— Exercise details —
Copy task. Retype the whole listing exactly, omitting any picture in it.

— Extracted records —
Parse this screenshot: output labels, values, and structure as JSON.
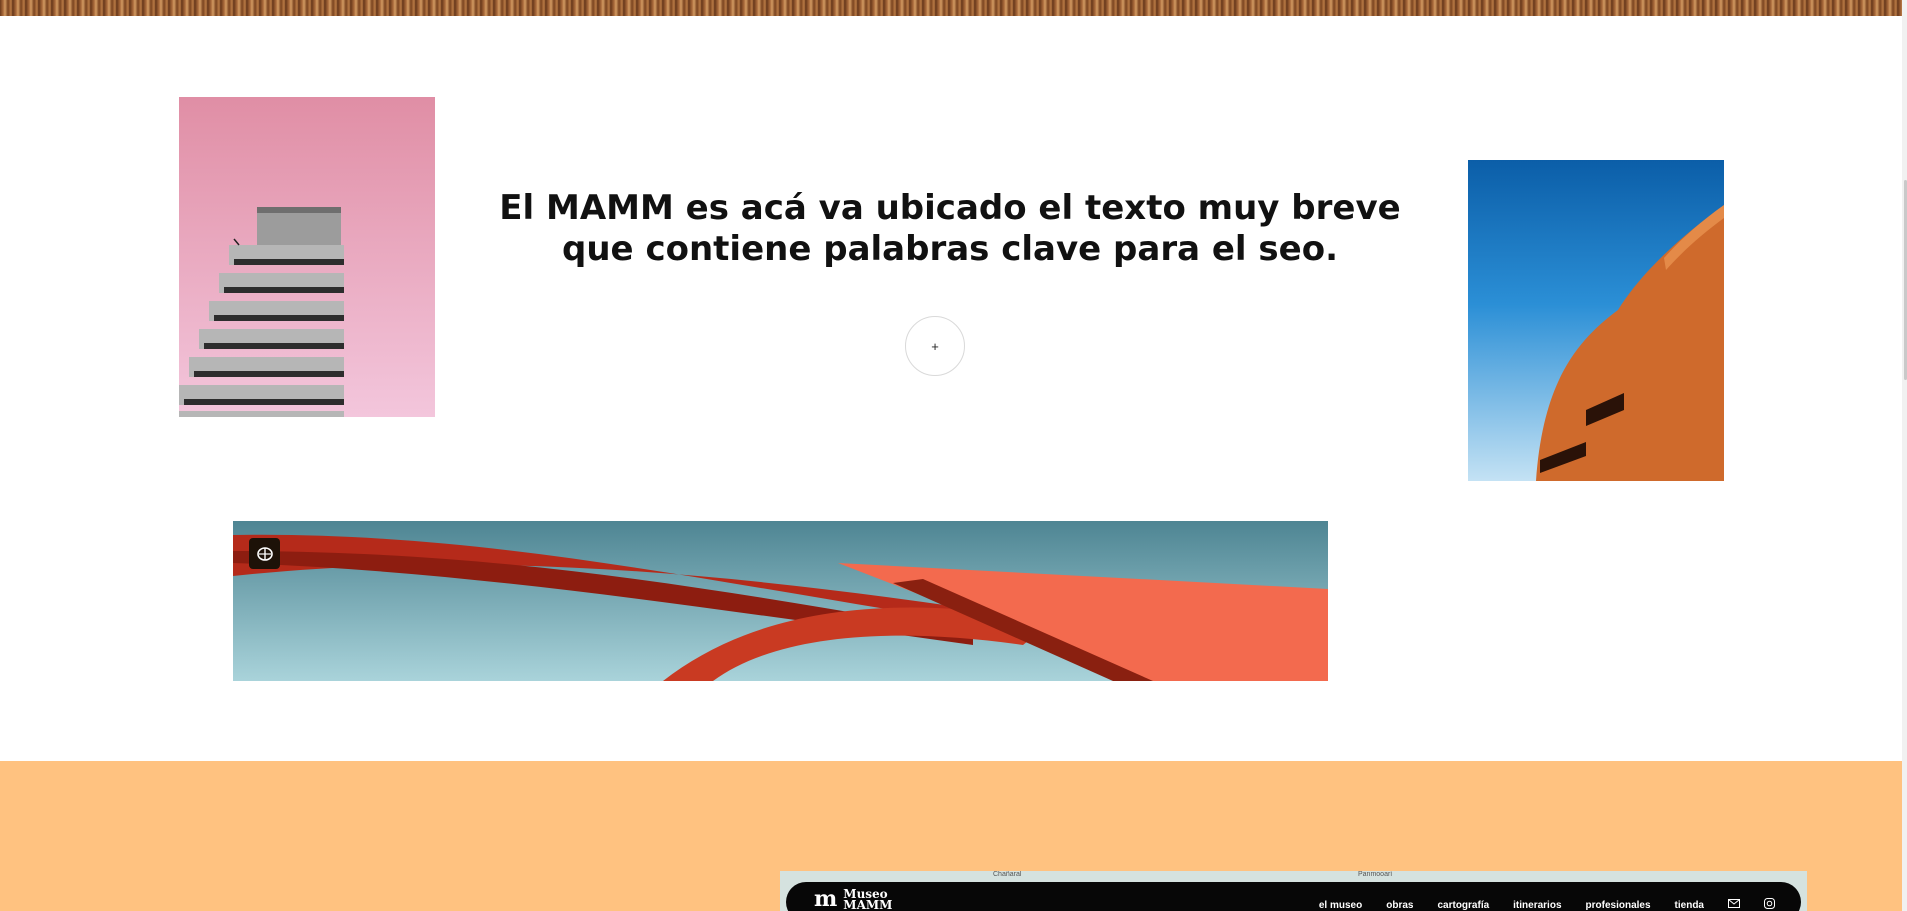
{
  "intro": {
    "headline": "El MAMM es acá va ubicado el texto muy breve que contiene palabras clave para el seo.",
    "more_button_label": "+"
  },
  "images": {
    "left": "pink-tower-photo",
    "right": "orange-brick-building-photo",
    "banner": "red-steel-sculpture-photo"
  },
  "banner": {
    "badge_icon": "brain-icon"
  },
  "map_section": {
    "background_color": "#ffc280",
    "map_labels": [
      "Chañaral",
      "Panmooarí"
    ],
    "navbar": {
      "logo_mark": "m",
      "logo_line1": "Museo",
      "logo_line2": "MAMM",
      "links": [
        "el museo",
        "obras",
        "cartografía",
        "itinerarios",
        "profesionales",
        "tienda"
      ],
      "icons": [
        "mail-icon",
        "instagram-icon"
      ]
    }
  }
}
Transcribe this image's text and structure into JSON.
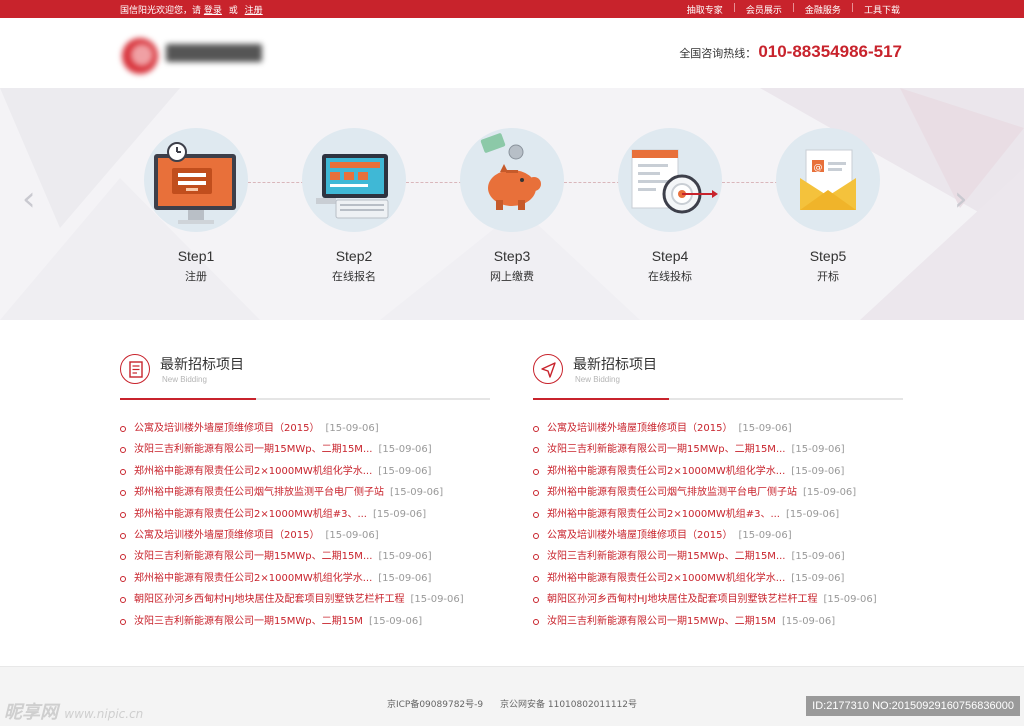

— Response box —
Parse this screenshot: output labels, values, and structure as JSON.
{
  "intro": {
    "headline": "El MAMM es acá va ubicado el texto muy breve que contiene palabras clave para el seo.",
    "more_button_label": "+"
  },
  "images": {
    "left": "pink-tower-photo",
    "right": "orange-brick-building-photo",
    "banner": "red-steel-sculpture-photo"
  },
  "banner": {
    "badge_icon": "brain-icon"
  },
  "map_section": {
    "background_color": "#ffc280",
    "map_labels": [
      "Chañaral",
      "Panmooarí"
    ],
    "navbar": {
      "logo_mark": "m",
      "logo_line1": "Museo",
      "logo_line2": "MAMM",
      "links": [
        "el museo",
        "obras",
        "cartografía",
        "itinerarios",
        "profesionales",
        "tienda"
      ],
      "icons": [
        "mail-icon",
        "instagram-icon"
      ]
    }
  }
}
Transcribe this image's text and structure into JSON.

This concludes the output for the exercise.